= Your objective =
Lines from the records below that contain the word "this" are to be copied out.

[Stored data entries]
= = = =

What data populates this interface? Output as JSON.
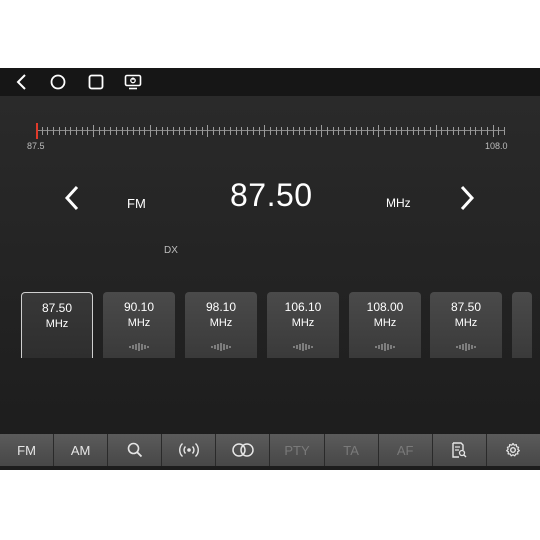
{
  "nav": {
    "icons": [
      "back-icon",
      "home-icon",
      "recents-icon",
      "screen-icon"
    ]
  },
  "scale": {
    "min_label": "87.5",
    "max_label": "108.0",
    "min": 87.5,
    "max": 108.0,
    "current": 87.5
  },
  "tuner": {
    "band": "FM",
    "frequency": "87.50",
    "unit": "MHz",
    "dx": "DX"
  },
  "presets": [
    {
      "freq": "87.50",
      "unit": "MHz",
      "active": true
    },
    {
      "freq": "90.10",
      "unit": "MHz",
      "active": false
    },
    {
      "freq": "98.10",
      "unit": "MHz",
      "active": false
    },
    {
      "freq": "106.10",
      "unit": "MHz",
      "active": false
    },
    {
      "freq": "108.00",
      "unit": "MHz",
      "active": false
    },
    {
      "freq": "87.50",
      "unit": "MHz",
      "active": false
    }
  ],
  "tabs": [
    {
      "label": "FM",
      "icon": null,
      "enabled": true
    },
    {
      "label": "AM",
      "icon": null,
      "enabled": true
    },
    {
      "label": "",
      "icon": "search-icon",
      "enabled": true
    },
    {
      "label": "",
      "icon": "broadcast-icon",
      "enabled": true
    },
    {
      "label": "",
      "icon": "stereo-icon",
      "enabled": true
    },
    {
      "label": "PTY",
      "icon": null,
      "enabled": false
    },
    {
      "label": "TA",
      "icon": null,
      "enabled": false
    },
    {
      "label": "AF",
      "icon": null,
      "enabled": false
    },
    {
      "label": "",
      "icon": "station-list-icon",
      "enabled": true
    },
    {
      "label": "",
      "icon": "settings-icon",
      "enabled": true
    }
  ],
  "colors": {
    "needle": "#e03a2a",
    "wave_active_start": "#4f8ee8",
    "wave_active_end": "#c04fd8"
  }
}
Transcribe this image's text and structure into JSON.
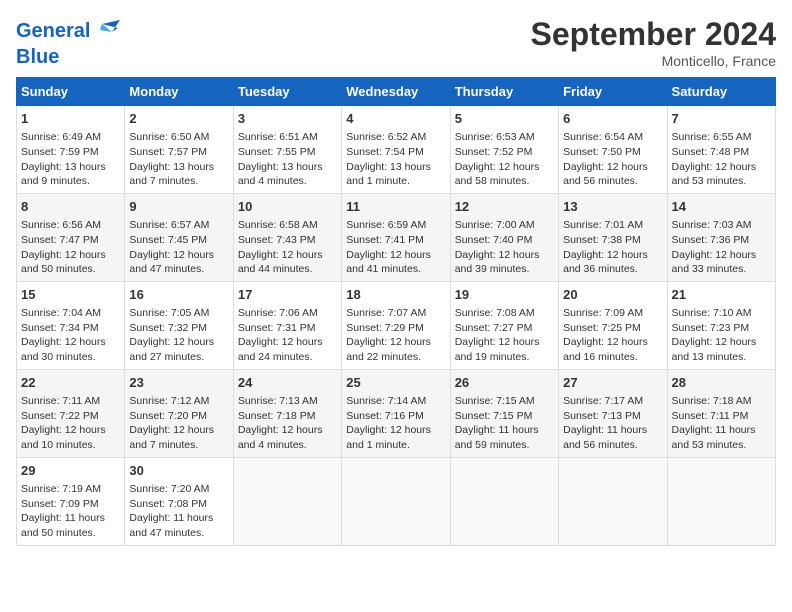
{
  "logo": {
    "line1": "General",
    "line2": "Blue"
  },
  "title": "September 2024",
  "subtitle": "Monticello, France",
  "days_of_week": [
    "Sunday",
    "Monday",
    "Tuesday",
    "Wednesday",
    "Thursday",
    "Friday",
    "Saturday"
  ],
  "weeks": [
    [
      {
        "day": 1,
        "lines": [
          "Sunrise: 6:49 AM",
          "Sunset: 7:59 PM",
          "Daylight: 13 hours",
          "and 9 minutes."
        ]
      },
      {
        "day": 2,
        "lines": [
          "Sunrise: 6:50 AM",
          "Sunset: 7:57 PM",
          "Daylight: 13 hours",
          "and 7 minutes."
        ]
      },
      {
        "day": 3,
        "lines": [
          "Sunrise: 6:51 AM",
          "Sunset: 7:55 PM",
          "Daylight: 13 hours",
          "and 4 minutes."
        ]
      },
      {
        "day": 4,
        "lines": [
          "Sunrise: 6:52 AM",
          "Sunset: 7:54 PM",
          "Daylight: 13 hours",
          "and 1 minute."
        ]
      },
      {
        "day": 5,
        "lines": [
          "Sunrise: 6:53 AM",
          "Sunset: 7:52 PM",
          "Daylight: 12 hours",
          "and 58 minutes."
        ]
      },
      {
        "day": 6,
        "lines": [
          "Sunrise: 6:54 AM",
          "Sunset: 7:50 PM",
          "Daylight: 12 hours",
          "and 56 minutes."
        ]
      },
      {
        "day": 7,
        "lines": [
          "Sunrise: 6:55 AM",
          "Sunset: 7:48 PM",
          "Daylight: 12 hours",
          "and 53 minutes."
        ]
      }
    ],
    [
      {
        "day": 8,
        "lines": [
          "Sunrise: 6:56 AM",
          "Sunset: 7:47 PM",
          "Daylight: 12 hours",
          "and 50 minutes."
        ]
      },
      {
        "day": 9,
        "lines": [
          "Sunrise: 6:57 AM",
          "Sunset: 7:45 PM",
          "Daylight: 12 hours",
          "and 47 minutes."
        ]
      },
      {
        "day": 10,
        "lines": [
          "Sunrise: 6:58 AM",
          "Sunset: 7:43 PM",
          "Daylight: 12 hours",
          "and 44 minutes."
        ]
      },
      {
        "day": 11,
        "lines": [
          "Sunrise: 6:59 AM",
          "Sunset: 7:41 PM",
          "Daylight: 12 hours",
          "and 41 minutes."
        ]
      },
      {
        "day": 12,
        "lines": [
          "Sunrise: 7:00 AM",
          "Sunset: 7:40 PM",
          "Daylight: 12 hours",
          "and 39 minutes."
        ]
      },
      {
        "day": 13,
        "lines": [
          "Sunrise: 7:01 AM",
          "Sunset: 7:38 PM",
          "Daylight: 12 hours",
          "and 36 minutes."
        ]
      },
      {
        "day": 14,
        "lines": [
          "Sunrise: 7:03 AM",
          "Sunset: 7:36 PM",
          "Daylight: 12 hours",
          "and 33 minutes."
        ]
      }
    ],
    [
      {
        "day": 15,
        "lines": [
          "Sunrise: 7:04 AM",
          "Sunset: 7:34 PM",
          "Daylight: 12 hours",
          "and 30 minutes."
        ]
      },
      {
        "day": 16,
        "lines": [
          "Sunrise: 7:05 AM",
          "Sunset: 7:32 PM",
          "Daylight: 12 hours",
          "and 27 minutes."
        ]
      },
      {
        "day": 17,
        "lines": [
          "Sunrise: 7:06 AM",
          "Sunset: 7:31 PM",
          "Daylight: 12 hours",
          "and 24 minutes."
        ]
      },
      {
        "day": 18,
        "lines": [
          "Sunrise: 7:07 AM",
          "Sunset: 7:29 PM",
          "Daylight: 12 hours",
          "and 22 minutes."
        ]
      },
      {
        "day": 19,
        "lines": [
          "Sunrise: 7:08 AM",
          "Sunset: 7:27 PM",
          "Daylight: 12 hours",
          "and 19 minutes."
        ]
      },
      {
        "day": 20,
        "lines": [
          "Sunrise: 7:09 AM",
          "Sunset: 7:25 PM",
          "Daylight: 12 hours",
          "and 16 minutes."
        ]
      },
      {
        "day": 21,
        "lines": [
          "Sunrise: 7:10 AM",
          "Sunset: 7:23 PM",
          "Daylight: 12 hours",
          "and 13 minutes."
        ]
      }
    ],
    [
      {
        "day": 22,
        "lines": [
          "Sunrise: 7:11 AM",
          "Sunset: 7:22 PM",
          "Daylight: 12 hours",
          "and 10 minutes."
        ]
      },
      {
        "day": 23,
        "lines": [
          "Sunrise: 7:12 AM",
          "Sunset: 7:20 PM",
          "Daylight: 12 hours",
          "and 7 minutes."
        ]
      },
      {
        "day": 24,
        "lines": [
          "Sunrise: 7:13 AM",
          "Sunset: 7:18 PM",
          "Daylight: 12 hours",
          "and 4 minutes."
        ]
      },
      {
        "day": 25,
        "lines": [
          "Sunrise: 7:14 AM",
          "Sunset: 7:16 PM",
          "Daylight: 12 hours",
          "and 1 minute."
        ]
      },
      {
        "day": 26,
        "lines": [
          "Sunrise: 7:15 AM",
          "Sunset: 7:15 PM",
          "Daylight: 11 hours",
          "and 59 minutes."
        ]
      },
      {
        "day": 27,
        "lines": [
          "Sunrise: 7:17 AM",
          "Sunset: 7:13 PM",
          "Daylight: 11 hours",
          "and 56 minutes."
        ]
      },
      {
        "day": 28,
        "lines": [
          "Sunrise: 7:18 AM",
          "Sunset: 7:11 PM",
          "Daylight: 11 hours",
          "and 53 minutes."
        ]
      }
    ],
    [
      {
        "day": 29,
        "lines": [
          "Sunrise: 7:19 AM",
          "Sunset: 7:09 PM",
          "Daylight: 11 hours",
          "and 50 minutes."
        ]
      },
      {
        "day": 30,
        "lines": [
          "Sunrise: 7:20 AM",
          "Sunset: 7:08 PM",
          "Daylight: 11 hours",
          "and 47 minutes."
        ]
      },
      null,
      null,
      null,
      null,
      null
    ]
  ]
}
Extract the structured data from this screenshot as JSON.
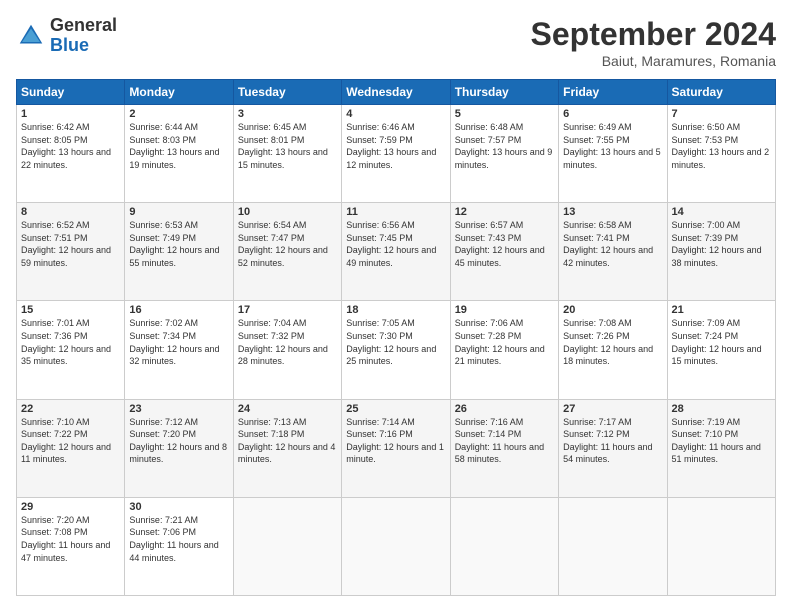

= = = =

= Reply to the task =
What data populates this interface? Output as JSON.
Transcribe this image's text and structure into JSON.
Extract the structured data from this screenshot as JSON.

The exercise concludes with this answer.